Hawaii in 1989 became the launch pad for the NIS seminar program.

I was invited to share my understanding of the neurological/ physiological response to treatment using the NIS principles to a small group of doctors in Hawaii. This understanding grew to encompass research relating to learning difficulties in children and its relationship to Down’s Syndrome.

I was asked to present a paper to the South Pacific Commission conference in New Caledonia which raised several points of interest for the countries of the South Pacific region. The World Health Organization asked me to present my findings on learning difficulties to the National Council of women in Fiji and embark on a lecture series to the Medical School in Fiji. Later, travel to Japan and Guam enabled further discussion with interested government agencies.

At that time Karl Pribram MD.PhD and David Bohm PhD were considering a very different perspective in researching the holographic brain model. Through this research it became clear that our current understanding of functional neurological potential was about to change.

Through 20 years the wheel has turned to reveal that epigenetic changes in the human cell are the focus for our future. This information clarifies years of theory that we are subjects of our experiences, and our attitude to life based on those experiences.
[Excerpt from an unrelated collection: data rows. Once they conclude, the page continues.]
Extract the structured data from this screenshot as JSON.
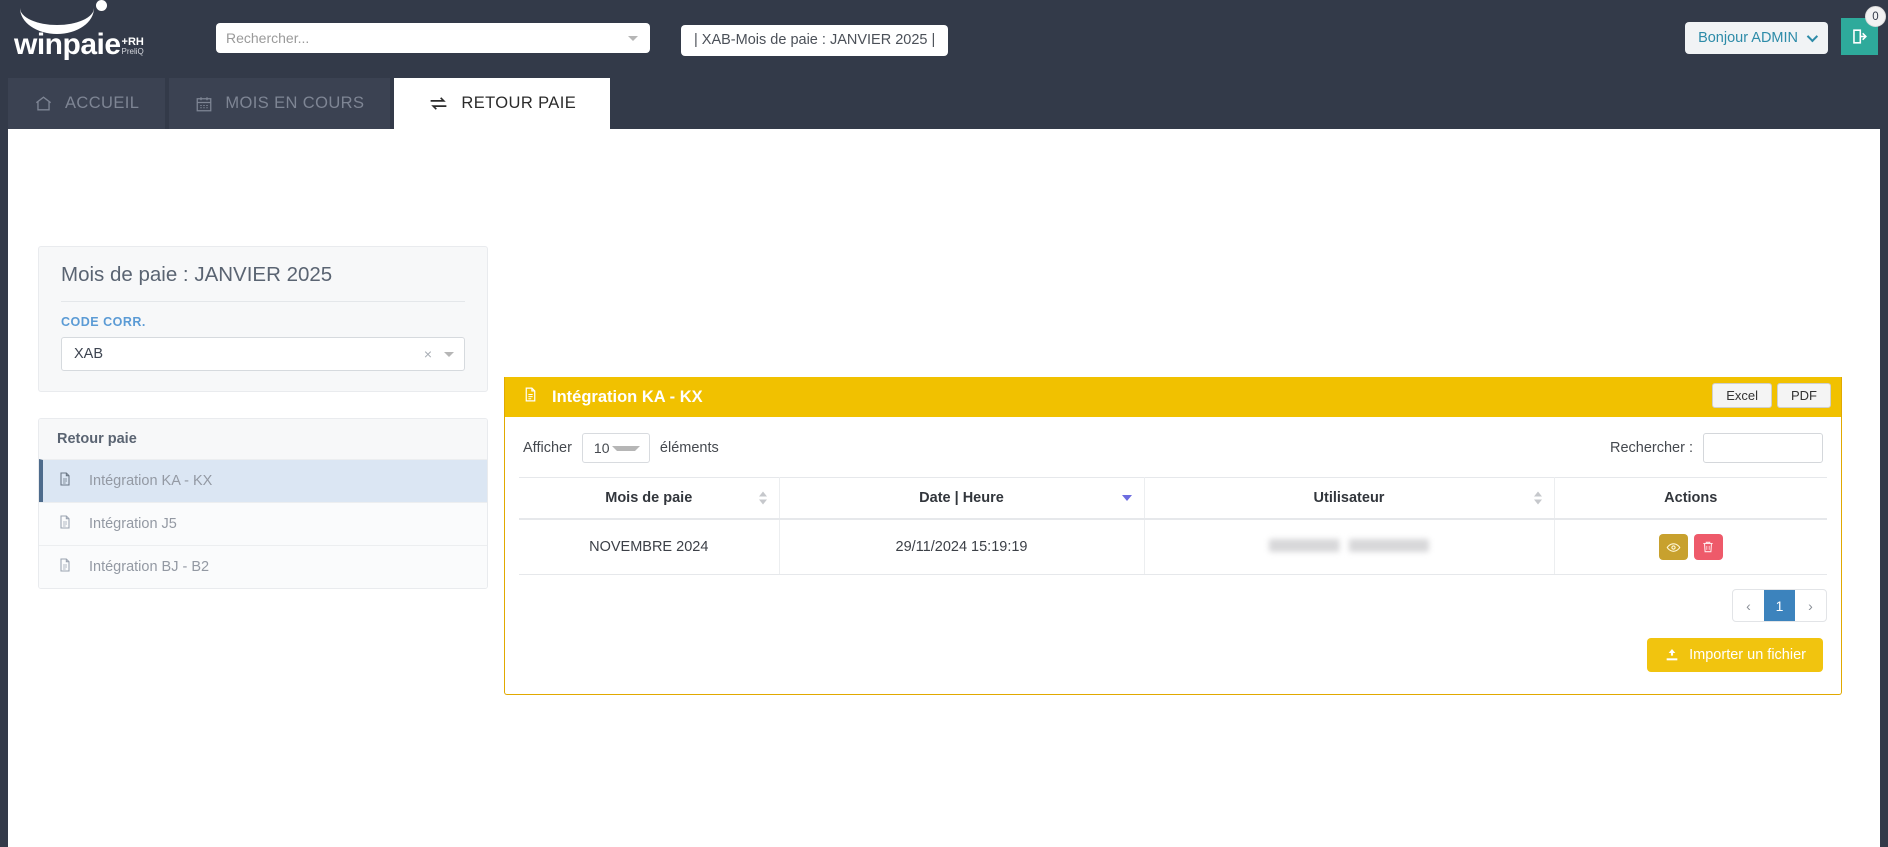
{
  "brand": {
    "name": "winpaie",
    "suffix_top": "+RH",
    "suffix_bottom": "PreliQ",
    "accent_yellow": "#f1c100",
    "accent_teal": "#2eaa9b",
    "dark_navy": "#333a49",
    "link_blue": "#2d8ba8"
  },
  "header": {
    "search_placeholder": "Rechercher...",
    "breadcrumb": "| XAB-Mois de paie : JANVIER 2025 |",
    "user_greeting": "Bonjour ADMIN",
    "notification_count": "0",
    "logout_icon": "logout-icon",
    "search_caret_icon": "caret-down-icon"
  },
  "tabs": [
    {
      "label": "ACCUEIL",
      "icon": "home-icon",
      "active": false
    },
    {
      "label": "MOIS EN COURS",
      "icon": "calendar-icon",
      "active": false
    },
    {
      "label": "RETOUR PAIE",
      "icon": "exchange-arrows-icon",
      "active": true
    }
  ],
  "sidebar": {
    "card_title": "Mois de paie : JANVIER 2025",
    "field_label": "CODE CORR.",
    "select_value": "XAB",
    "clear_icon": "clear-x-icon",
    "dropdown_icon": "caret-down-icon",
    "list_heading": "Retour paie",
    "items": [
      {
        "label": "Intégration KA - KX",
        "icon": "file-text-icon",
        "active": true
      },
      {
        "label": "Intégration J5",
        "icon": "file-text-icon",
        "active": false
      },
      {
        "label": "Intégration BJ - B2",
        "icon": "file-text-icon",
        "active": false
      }
    ]
  },
  "panel": {
    "title": "Intégration KA - KX",
    "title_icon": "file-text-icon",
    "export_excel": "Excel",
    "export_pdf": "PDF",
    "length_label_before": "Afficher",
    "length_value": "10",
    "length_label_after": "éléments",
    "search_label": "Rechercher :",
    "search_value": "",
    "table": {
      "columns": [
        {
          "label": "Mois de paie",
          "sort": "none"
        },
        {
          "label": "Date | Heure",
          "sort": "desc"
        },
        {
          "label": "Utilisateur",
          "sort": "none"
        },
        {
          "label": "Actions",
          "sort": null
        }
      ],
      "rows": [
        {
          "mois_de_paie": "NOVEMBRE 2024",
          "date_heure": "29/11/2024 15:19:19",
          "utilisateur": "",
          "actions": [
            "view-icon",
            "delete-icon"
          ]
        }
      ]
    },
    "pagination": {
      "prev": "‹",
      "pages": [
        "1"
      ],
      "current": "1",
      "next": "›"
    },
    "import_button": "Importer un fichier",
    "import_icon": "upload-icon"
  }
}
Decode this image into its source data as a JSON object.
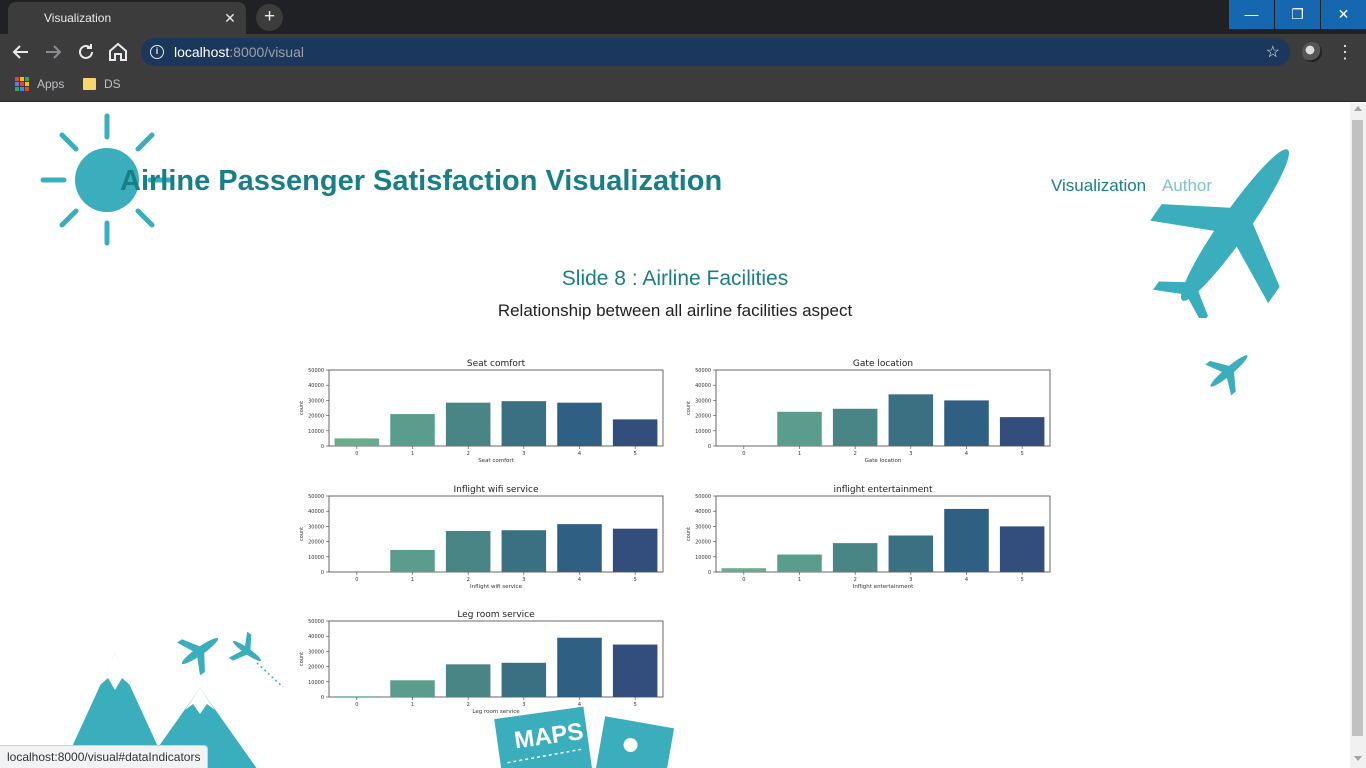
{
  "browser": {
    "tab_title": "Visualization",
    "tab_close": "✕",
    "new_tab": "+",
    "url_host": "localhost",
    "url_path": ":8000/visual",
    "bookmarks": [
      {
        "label": "Apps",
        "icon": "apps-grid-icon"
      },
      {
        "label": "DS",
        "icon": "folder-icon"
      }
    ],
    "window_controls": {
      "minimize": "—",
      "restore": "❐",
      "close": "✕"
    },
    "status_text": "localhost:8000/visual#dataIndicators"
  },
  "page": {
    "title": "Airline Passenger Satisfaction Visualization",
    "nav": [
      {
        "label": "Visualization"
      },
      {
        "label": "Author"
      }
    ],
    "slide_title": "Slide 8 : Airline Facilities",
    "slide_subtitle": "Relationship between all airline facilities aspect"
  },
  "colors": {
    "accent": "#197f86",
    "deco": "#3aaebd",
    "bars": [
      "#6aab8e",
      "#5a9d8c",
      "#4a8586",
      "#3a7082",
      "#2f5f82",
      "#334d7d"
    ]
  },
  "chart_data": [
    {
      "type": "bar",
      "title": "Seat comfort",
      "xlabel": "Seat comfort",
      "ylabel": "count",
      "categories": [
        "0",
        "1",
        "2",
        "3",
        "4",
        "5"
      ],
      "values": [
        5000,
        21000,
        28500,
        29500,
        28500,
        17500
      ],
      "ylim": [
        0,
        50000
      ],
      "yticks": [
        0,
        10000,
        20000,
        30000,
        40000,
        50000
      ]
    },
    {
      "type": "bar",
      "title": "Gate location",
      "xlabel": "Gate location",
      "ylabel": "count",
      "categories": [
        "0",
        "1",
        "2",
        "3",
        "4",
        "5"
      ],
      "values": [
        0,
        22500,
        24500,
        34000,
        30000,
        19000
      ],
      "ylim": [
        0,
        50000
      ],
      "yticks": [
        0,
        10000,
        20000,
        30000,
        40000,
        50000
      ]
    },
    {
      "type": "bar",
      "title": "Inflight wifi service",
      "xlabel": "Inflight wifi service",
      "ylabel": "count",
      "categories": [
        "0",
        "1",
        "2",
        "3",
        "4",
        "5"
      ],
      "values": [
        0,
        14500,
        27000,
        27500,
        31500,
        28500
      ],
      "ylim": [
        0,
        50000
      ],
      "yticks": [
        0,
        10000,
        20000,
        30000,
        40000,
        50000
      ]
    },
    {
      "type": "bar",
      "title": "inflight entertainment",
      "xlabel": "Inflight entertainment",
      "ylabel": "count",
      "categories": [
        "0",
        "1",
        "2",
        "3",
        "4",
        "5"
      ],
      "values": [
        2500,
        11500,
        19000,
        24000,
        41500,
        30000
      ],
      "ylim": [
        0,
        50000
      ],
      "yticks": [
        0,
        10000,
        20000,
        30000,
        40000,
        50000
      ]
    },
    {
      "type": "bar",
      "title": "Leg room service",
      "xlabel": "Leg room service",
      "ylabel": "count",
      "categories": [
        "0",
        "1",
        "2",
        "3",
        "4",
        "5"
      ],
      "values": [
        500,
        11000,
        21500,
        22500,
        39000,
        34500
      ],
      "ylim": [
        0,
        50000
      ],
      "yticks": [
        0,
        10000,
        20000,
        30000,
        40000,
        50000
      ]
    }
  ]
}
The way we approach and react to circumstances on a daily basis will in turn determine cellular changes on all levels of function.

The bottom line is whether we are able to maintain a congruent signal from the brain that enables surveillance over every cell at all times. Research at the University of Frankfurt in Germany is about to start by investigating changes to heart rate variability in children after NIS treatment.

The journey continues to open pathways of excitement and I envisage that through the next 20 years there will be a global recognition of NIS principles to accompany mainstream thinking.

Thank you for your continued support to spark awareness in a world where health is dominated and generated by medical conflict and confusion.